Task prompt: Please count the lines below that contain the word "Choose", and reply with that number alone.

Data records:
----------------------------------------

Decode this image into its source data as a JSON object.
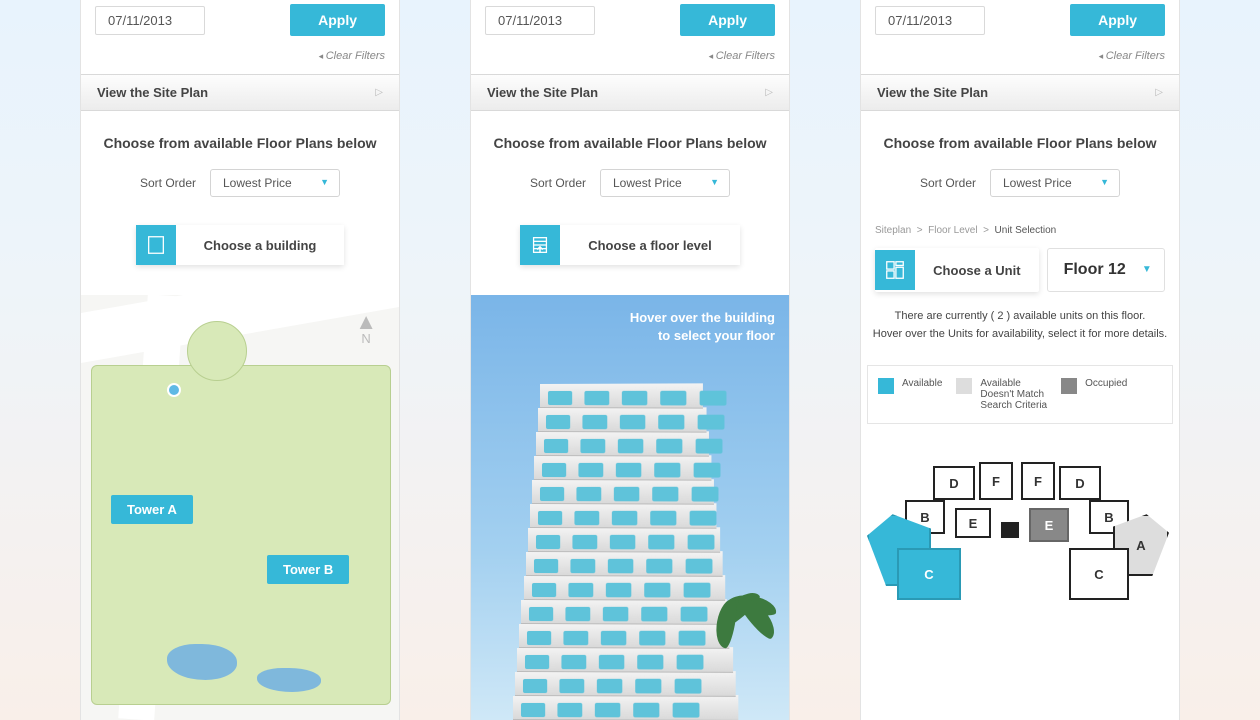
{
  "filter": {
    "date": "07/11/2013",
    "apply": "Apply",
    "clear": "Clear Filters"
  },
  "accordion": {
    "title": "View the Site Plan"
  },
  "heading": "Choose from available Floor Plans below",
  "sort": {
    "label": "Sort Order",
    "value": "Lowest Price"
  },
  "panel1": {
    "pick": "Choose a building",
    "towerA": "Tower A",
    "towerB": "Tower B",
    "compass": "N"
  },
  "panel2": {
    "pick": "Choose a floor level",
    "hover1": "Hover over the building",
    "hover2": "to select your floor"
  },
  "panel3": {
    "pick": "Choose a Unit",
    "floor": "Floor 12",
    "crumbs": {
      "a": "Siteplan",
      "b": "Floor Level",
      "c": "Unit Selection",
      "sep": ">"
    },
    "avail1": "There are currently  ( 2 ) available units on this floor.",
    "avail2": "Hover over the Units for availability, select it for more details.",
    "legend": {
      "avail": "Available",
      "partial": "Available\nDoesn't Match\nSearch Criteria",
      "occ": "Occupied"
    },
    "units": {
      "A": "A",
      "B": "B",
      "C": "C",
      "D": "D",
      "E": "E",
      "F": "F"
    }
  }
}
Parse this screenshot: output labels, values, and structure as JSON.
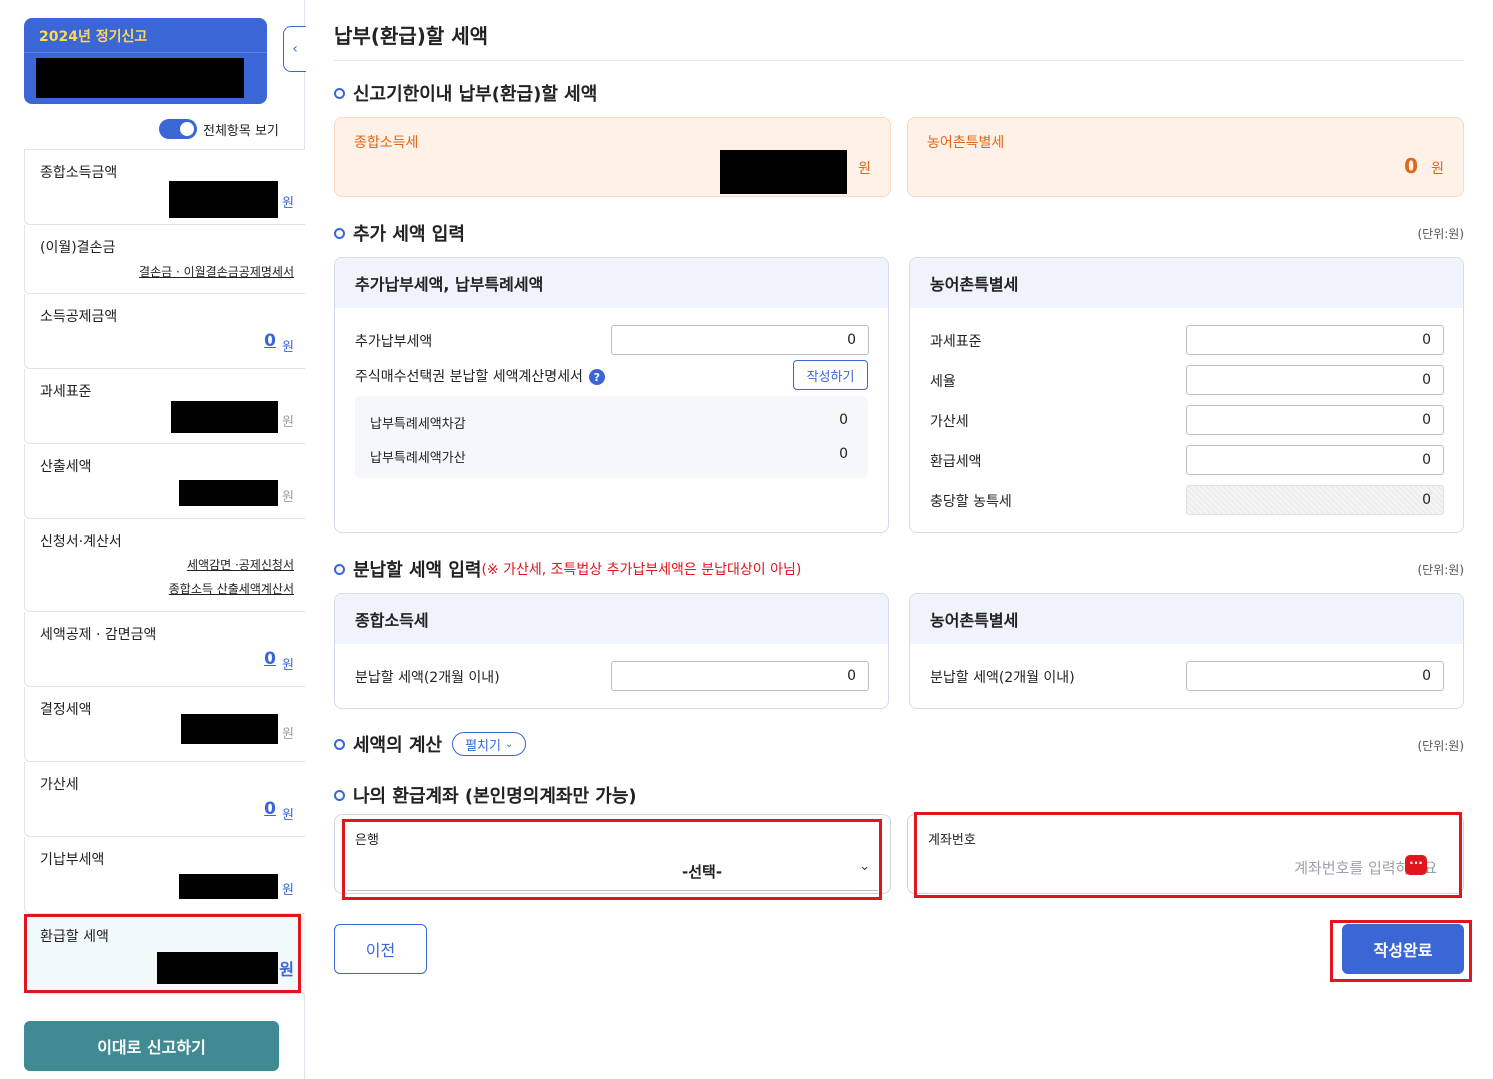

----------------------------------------

Exercise response: 4